OK, so we're having a little fun with the HTML. But that's precisely why XSLT is likely to have a strong following amongst web designers, because it allows them to do what they do best, HTML, without having to struggle with a programming language.

The main body of this template is a sequence of xsl:call-template instructions which create the details for a class.

The specifications template identifies any interfaces which the class implements. The supertypes and subtypes templates identify inheritance relationships between this class and other classes. In each of these templates the name of an interface or class is created as a hyperlink to its definition in the HTML document.

Next follows the calls to templates for associations, attributes and operations for a class. We will see the details for these templates in a moment.

At this point let's take a quick look at one of the CSS styles to see how the stylesheet separates formating from the main HTML document. The following style is applied to the name of a class. CSS allows us to set the font and background colors, to avoid clutter in the XSLT, and most importantly, to save a few bytes in the generated HTML.

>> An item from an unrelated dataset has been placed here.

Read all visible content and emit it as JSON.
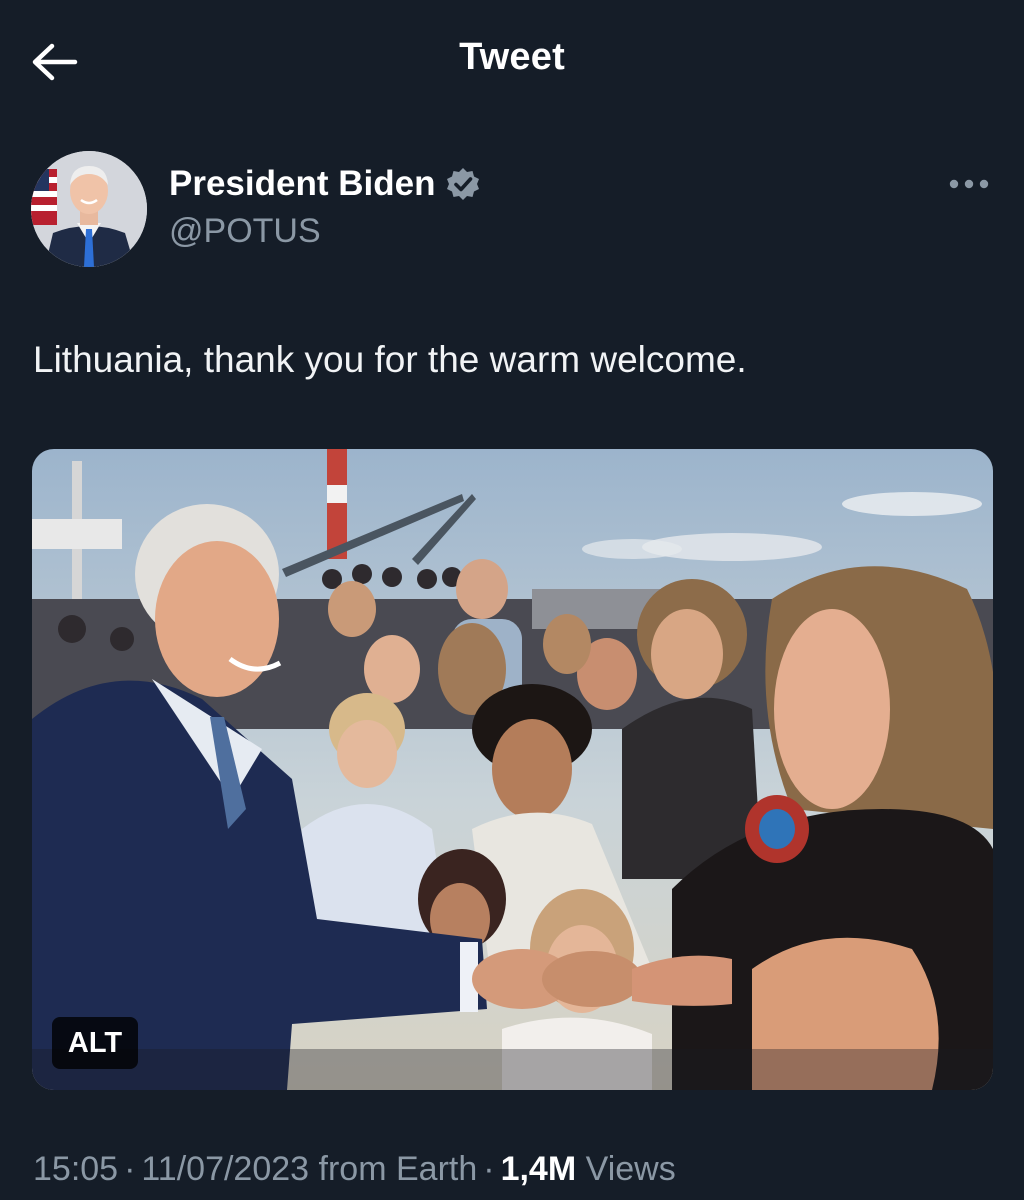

.class-name {
    color : #6633cc;
    font-family : Verdana, Helvetica;
    font-size : 12pt;
    font-weight : bold;

Next we will take a look at the templates which implement the generation of the class details: abstraction, generalization, association, attributes and operations.

Please continue to Part Two of Transforming XMI to HTML.